During his career, Rémy Rioux, Senior Advisor at the Court of Auditors, has alternately held responsibilities in France and to support development in Africa.
He works for France’s economic and financial policy and conducted control missions in the energy and defense sectors at the Court of Auditors from 1997 to 2000, and subsequently from 2002 to 2004. At the Ministry of the Interior from 2000 to 2002, with Minister Daniel Vaillant, he was responsible for the management of the Ministry and the changeover to the euro. He was Chief Investment Officer at the State Holdings Agency (APE) from 2007 to 2010, responsible for the transport and media sectors, and sat on the Boards of Directors of various companies (SNCF, RATP, ADP, Renault, France Télévisions, France Médias Monde, Arte, le Grand Port Maritime du Havre). As Director of the Office of the Minister of the Economy, Finance and Foreign Trade, Pierre Moscovici, from 2012 to 2014, he contributed to efforts to restore the competitiveness of the French economy, consolidate public accounts and deal with a number of financial and industrial cases (Bpifrance, Dexia, PSA-Dongfeng, STX, etc.).
However, it is Africa and development which have guided his career path. While he got to know this continent during an ENA internship in Benin in 1995, then as a militant to promote the harmonization of OHADA business law, it was for the General Directorate of the Treasury that he travelled across Africa from 2004 onwards. For his first position, he followed affairs in the Franc Zone. He made many trips to the continent and, for three years, travelled across its sixteen countries and many other African countries. He established close ties there, and acquired a recognized expertise in development issues. As Deputy Director of International Financial Affairs and Development from 2010 to 2012, he contributed to resolving the Ivorian crisis and placing the issues of infrastructure (high-level panel chaired by Tidjane Thiam) and development (creation of a standing working group) on the international agenda during the French Presidency of the G20. With Pierre Moscovici, he was behind the work entrusted to Hubert Vedrine, Lionel Zinsou, Jean-Michel Severino, Hakim El Kharoui and Tidjane Thiam to redefine economic relations between Africa and France (2013), and Jacques Attali’s report on economic Francophonie (2014).
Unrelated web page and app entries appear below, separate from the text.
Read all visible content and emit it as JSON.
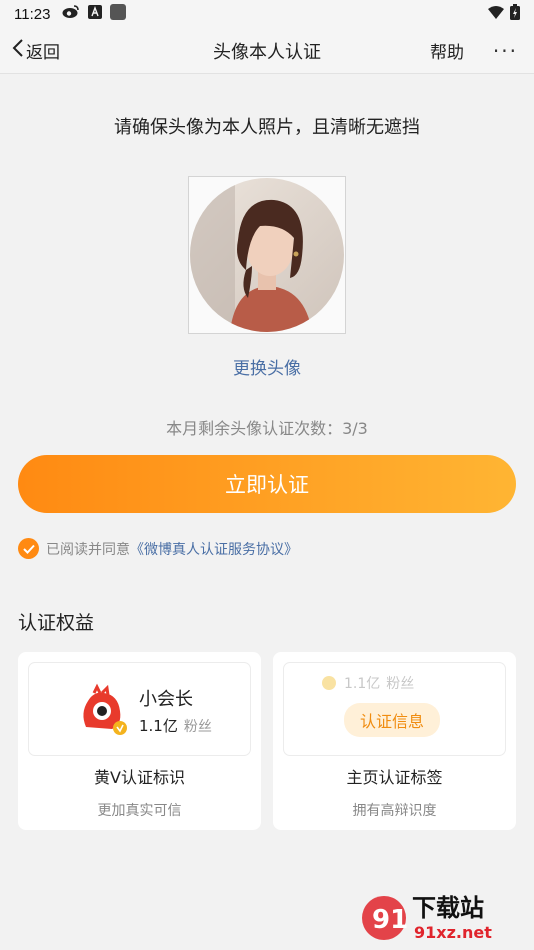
{
  "status_bar": {
    "time": "11:23"
  },
  "nav": {
    "back_label": "返回",
    "title": "头像本人认证",
    "help_label": "帮助",
    "more_label": "···"
  },
  "hint": "请确保头像为本人照片，且清晰无遮挡",
  "change_avatar_label": "更换头像",
  "remaining_text": "本月剩余头像认证次数：3/3",
  "cta_label": "立即认证",
  "agreement": {
    "prefix": "已阅读并同意",
    "link": "《微博真人认证服务协议》"
  },
  "benefits": {
    "title": "认证权益",
    "cards": [
      {
        "user_name": "小会长",
        "fans_count": "1.1亿",
        "fans_unit": "粉丝",
        "label": "黄V认证标识",
        "sub": "更加真实可信"
      },
      {
        "fans_count": "1.1亿",
        "fans_unit": "粉丝",
        "badge": "认证信息",
        "label": "主页认证标签",
        "sub": "拥有高辩识度"
      }
    ]
  },
  "watermark": {
    "text": "下载站",
    "site": "91xz.net"
  },
  "colors": {
    "accent": "#ff8a12",
    "link": "#4a6fa5",
    "badge_bg": "#fff0d8"
  }
}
In 2014, he headed the Ministry of Foreign Affairs and International Development, at the request of Laurent Fabius, who appointed him as Deputy General Secretary. He was the pillar for the economic diplomacy policy driven by the Minister. A specialist in public finances, he contributed to the reform of operators and financial instruments for foreign trade, tourism and the attractiveness of France. The Minister, President of COP21, also asked him to coordinate, throughout 2015 and up to the final negotiation of the Paris Agreement, the “finance” agenda of the climate negotiation with the French negotiation team led by Laurence Tubiana. In addition to the issues concerning public finances – how to achieve the USD 100bn pledged by the international community? – and private finance – how to redirect all financial market actors towards low-carbon investments? –, he placed particular emphasis on scaling up renewable energies in Africa, for which an initiative was launched during COP21 at Le Bourget.
Rémy Rioux is an expert in international financial institutions, particularly development banks, and is familiar with Agence Française de Développement (AFD), where he was a Board Member from 2010 to 2012, after having been a Board Member of PROPARCO, its private sector financing arm, from 2004 to 2007. In September 2015, the French President entrusted him with a mission to prepare for a reform to establish closer ties between AFD and the Caisse des Dépôts et Consignations.
Rémy Rioux, 46, married with three children, is a historian by training and is recognized as being a man of dialogue. He is deeply attached to the Massif Central region – Lozère and especially Corrèze, the home area of his family, where he likes to get away to read, play sport and look for mushrooms around the the village of Theillet, on the plateau which overlooks the town of Tulle and whose forests extend as far as the Dordogne Valley.
His knowledge of French institutions and companies, his passion for issues related to development and the climate, as well as his close ties with Africa, are advantages that will help meet the challenges of AFD. AFD’s financing will increase by 50% by 2020 in order to support a more just and sustainable world, for the benefit of all. With over half of its financing abroad to support the climate, in recent years AFD has become a key player in the fight against climate change.